Man or Astro-Man? are from outer space -- or so it seems. The way they tell it, their ship crashed, leaving them stranded. So they must roam Earth recovering pieces of it, and when they finally have the thing reassembled, they'll destroy Earth and go home.

Of course, it's more likely that Man or Astro-Man? are exactly what they appear to be: geeky sci-fi junkies playing a highly experimental brand of instrumental surf rock and touring the country endlessly. Evidence to the contrary isn't exactly plentiful, and the band's explanations of their curious plight aren't always convincing. But the beauty of their deception is that they will freely acknowledge that it's all a hoax, and do so in a rather manipulative manner. And in a weird way, that only makes them seem more like some freaky breed of alien.

On their seventh release, Made from Technetium, Man or Astro-Man? revel in their interplanetary obsessions with typical vigor. From the computerized voice introduction and laser synthesizers to the '50s science-fiction movie samples, the members of the band obviously are in full control of their own spacy reality. Even so, why do space men want to play rock and roll?

Band spokesman Birdstuff beams in a response: "Being in any form of technology that is bringing yesterday's technology into tomorrow, you must function within a greater pop culture. Rock and roll seemed like a very appropriate vehicle [in which] to travel around the planet looking for pieces for our ship."

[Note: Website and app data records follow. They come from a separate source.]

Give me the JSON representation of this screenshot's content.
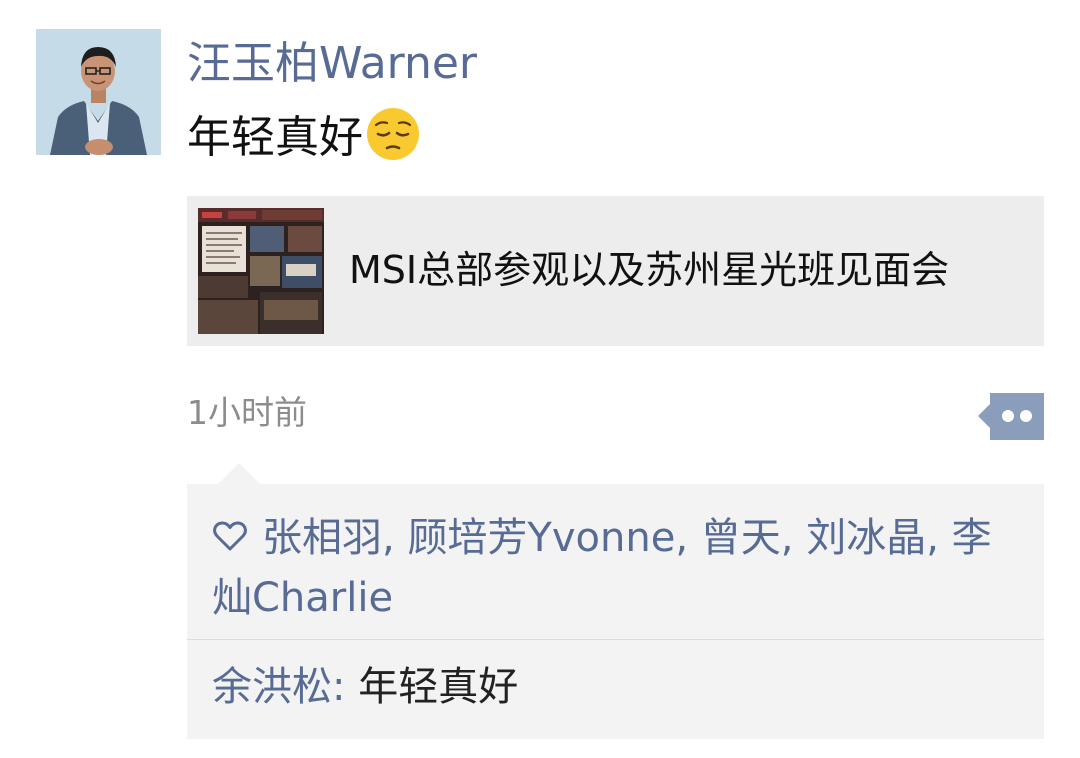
{
  "post": {
    "author": "汪玉柏Warner",
    "text": "年轻真好",
    "emoji": "pensive-face",
    "link_title": "MSI总部参观以及苏州星光班见面会",
    "time": "1小时前"
  },
  "likes": {
    "names": [
      "张相羽",
      "顾培芳Yvonne",
      "曾天",
      "刘冰晶",
      "李灿Charlie"
    ],
    "separator": ", "
  },
  "comments": [
    {
      "name": "余洪松",
      "colon": ": ",
      "text": "年轻真好"
    }
  ],
  "colors": {
    "name_link": "#576b95",
    "card_bg": "#ededed",
    "interaction_bg": "#f3f3f3",
    "more_button": "#8a9dbb",
    "timestamp": "#8c8c8c"
  },
  "icons": {
    "like": "heart-outline-icon",
    "more": "more-dots-icon"
  }
}
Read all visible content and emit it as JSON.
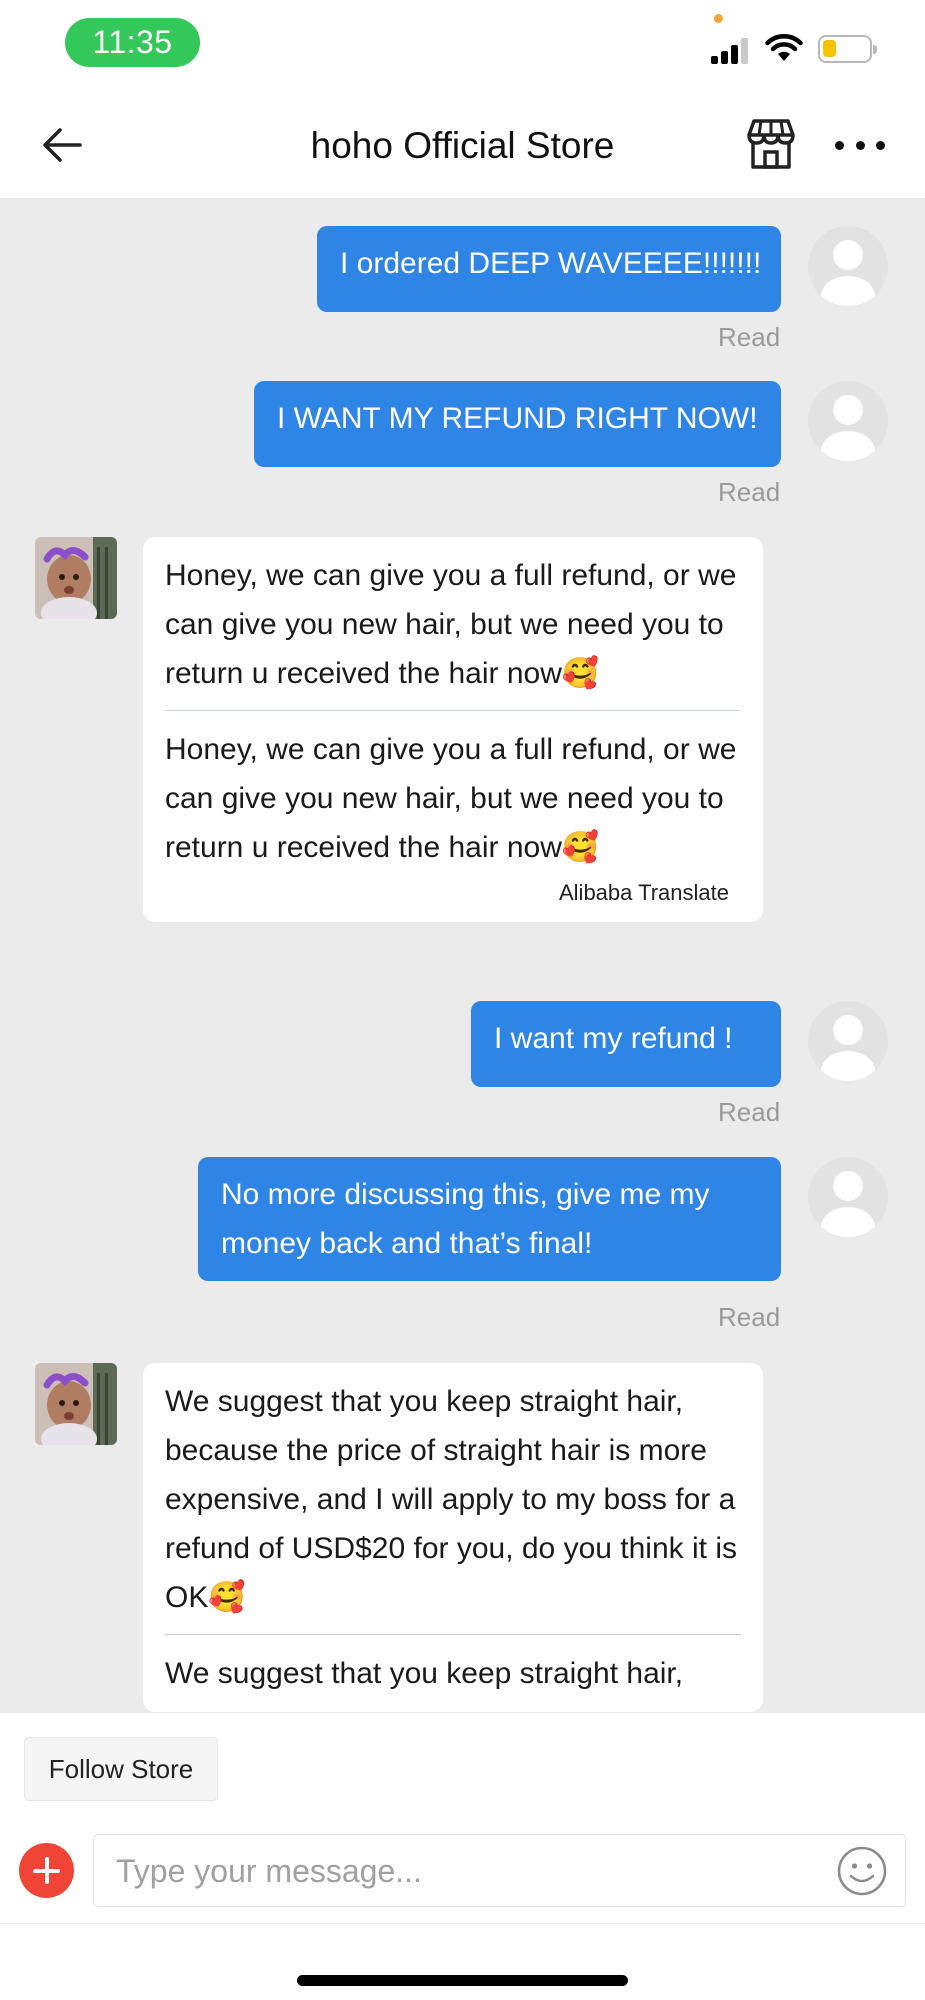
{
  "status_bar": {
    "time": "11:35",
    "battery_level": 0.3,
    "battery_color": "#f5c400",
    "time_pill_color": "#34c759"
  },
  "header": {
    "title": "hoho Official Store",
    "back_icon": "arrow-left-icon",
    "store_icon": "storefront-icon",
    "more_icon": "more-dots-icon"
  },
  "messages": [
    {
      "from": "me",
      "text": "I ordered DEEP WAVEEEE!!!!!!!",
      "status": "Read"
    },
    {
      "from": "me",
      "text": "I WANT MY REFUND RIGHT NOW!",
      "status": "Read"
    },
    {
      "from": "store",
      "text": "Honey, we can give you a full refund, or we can give you new hair, but we need you to return u received the hair now🥰",
      "translation": "Honey, we can give you a full refund, or we can give you new hair, but we need you to return u received the hair now🥰",
      "translation_label": "Alibaba Translate"
    },
    {
      "from": "me",
      "text": "I want my refund !",
      "status": "Read"
    },
    {
      "from": "me",
      "text": "No more discussing this, give me my money back and that’s final!",
      "status": "Read"
    },
    {
      "from": "store",
      "text": "We suggest that you keep straight hair, because the price of straight hair is more expensive, and I will apply to my boss for a refund of USD$20 for you, do you think it is OK🥰",
      "translation": "We suggest that you keep straight hair,"
    }
  ],
  "bottom": {
    "follow_label": "Follow Store",
    "input_placeholder": "Type your message...",
    "plus_icon": "plus-circle-icon",
    "emoji_icon": "smiley-icon"
  },
  "colors": {
    "outgoing_bubble": "#2f85e6",
    "chat_background": "#ebebeb",
    "add_button": "#f04437"
  }
}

Be it fantasy or reality, Birdstuff's response binds Man or Astro-Man?'s very essence. This is a band that is serious about its hokiness. On stage, the members wear space suits; their CD artwork is full of Cold War-style sci-fi images; song titles reference space travel; and their stage show includes dozens of television sets, a tesla coil, film projectors, plastic tubing and a Jacob's Ladder (that electricity-shooting contraption seen in mad scientists' laboratories in old horror movies).

It's not as if there are no clues that Man or Astro-Man?'s claims of otherworldliness might have basis in truth. First off, what reasonably sane Earthlings would actually call themselves Birdstuff, Coco the Electronic, Star Crunch and Dexter X? Second, there's Birdstuff's heightened sense of awareness -- ESP, perhaps?

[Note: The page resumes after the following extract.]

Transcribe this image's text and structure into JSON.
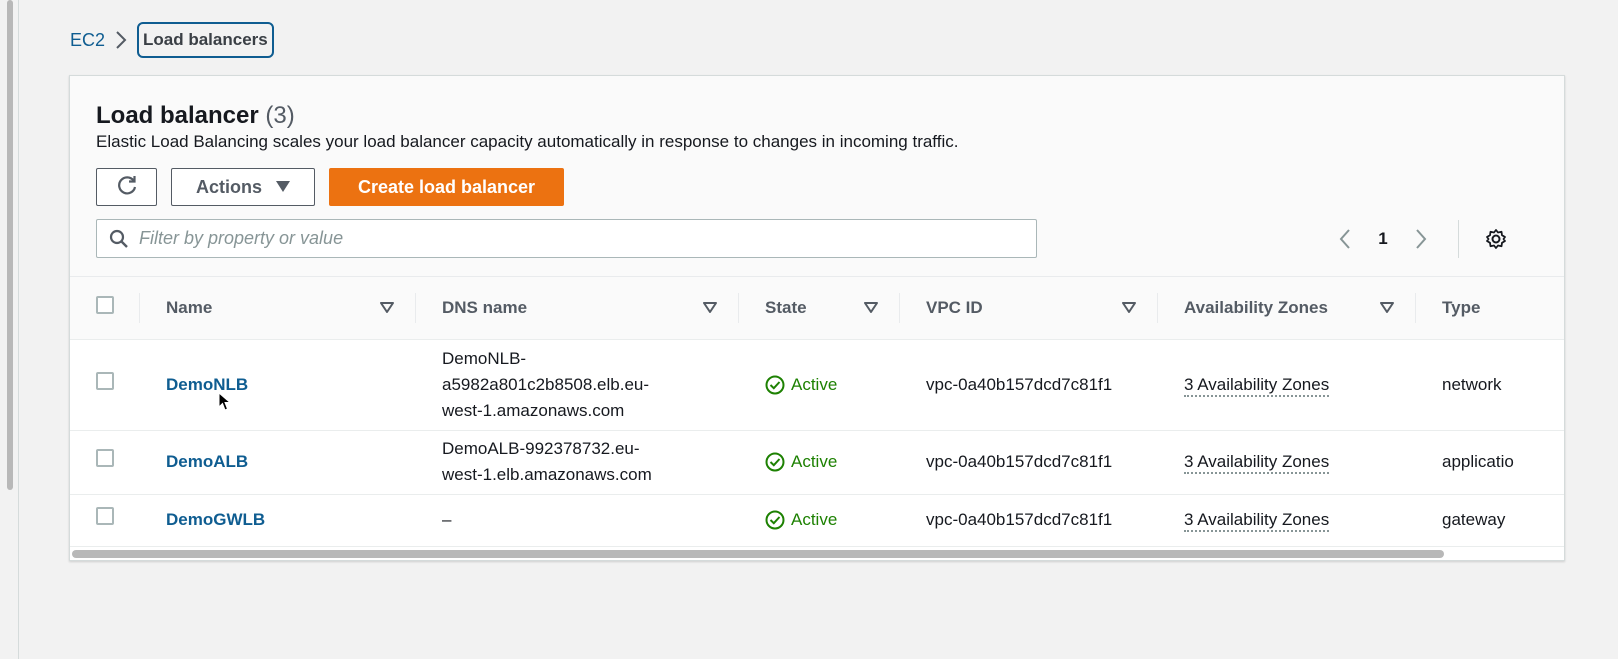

"Ever since you called here tonight, I've had strange premonitions in my head that something bad was going to happen to me," Birdstuff says. "You've kind of scared me a little bit. I just have a queasiness that I haven't had in some time."

The cause for his uneasiness? I discover later that we share a mutual friend to whom we both owe money. That person called me soon after this interview. Coincidence? I think not.

Man or Astro-Man? have made various scouting trips to the Johnson Space Center, where they were entertained by an 11-year-old boy's antics in a zero-gravity simulator. When one of the parts broke, Birdstuff says, the boy had "one of the most genuine looks of fear I'd seen on anyone's face. That was worth the admission charge." (Only an extraterrestrial could find pleasure in a child's fear.)

When pressed about the apparent failure to rebuild their ship and do away with Earth, Birdstuff admits that things aren't going well. "Coco's been leading us around trying to find parts of our ship, and we haven't found anything," he says. "I hate to sound pessimistic, but I don't think we're doing much of anything, much less destroying an entire planet. It's kind of sad. Coco's about to be replaced, I'm afraid."

That leads Birdstuff to sidetrack into the future of the band -- an odd tangent, at that. "The current plan is to forget the plan of finding the parts of the ship, and we're just going to move to Fort Lauderdale and get really buff and wear neon clothes," he says. "I think we're going to cancel the tour, work our way up to Beach MTV, maybe get a slot opening for Sugar Ray."

It becomes resoundingly clear that part of the band's modus operandi involves trying to undermine its own credibility. Heaping support on that theory, Birdstuff reports that he wants to put out a solo yodeling record -- or that, maybe, he's simply losing his mind.

"You're talking to a very disillusioned space-man at this point. I know you're going to think I'm fucking insane, but I'm starting to think that I'm not from outer space, that I was just this geeky guy who listened to music and watched sci-fi all the time," Birdstuff confesses in a rush. "[I] just had no friends and found three other stupid guys to start a band and wear goofy clothes with."

One thing that's certain to come from Man or Astro-Man? is heaps more recorded output. So far, the group has 25 singles and two EPs, in addition to the seven full-length CDs. And less than a month after Made from Technetium's release, the group was back in the studio again.

"If you can't go for quality, you've got to go for quantity," laughs Birdstuff. "If we can't make a really valid attempt at being artistic, then let's just make a bunch of stupid fucking kind of retrofitted surf music and throw some samples on it and maybe people will be stupid enough to buy it."

Man or Astro-Man? performs Wednesday, October 15, at Westpark Entertainment Center, 5000 Westpark. Doors open at 8:30 p.m. Tickets are $8. Delta 72 opens. For info, call (281) 933-4636.

KEEP THE HOUSTON PRESS FREE... Since we started the Houston Press, it has been defined as the free, independent voice of Houston, and we'd like to keep it that way. With local media under siege, it's more important than ever for us to rally support behind funding our local journalism. You can help by participating in our "I Support" program, allowing us to keep offering readers access to our incisive coverage of local news, food and culture with no paywalls.
David Simutis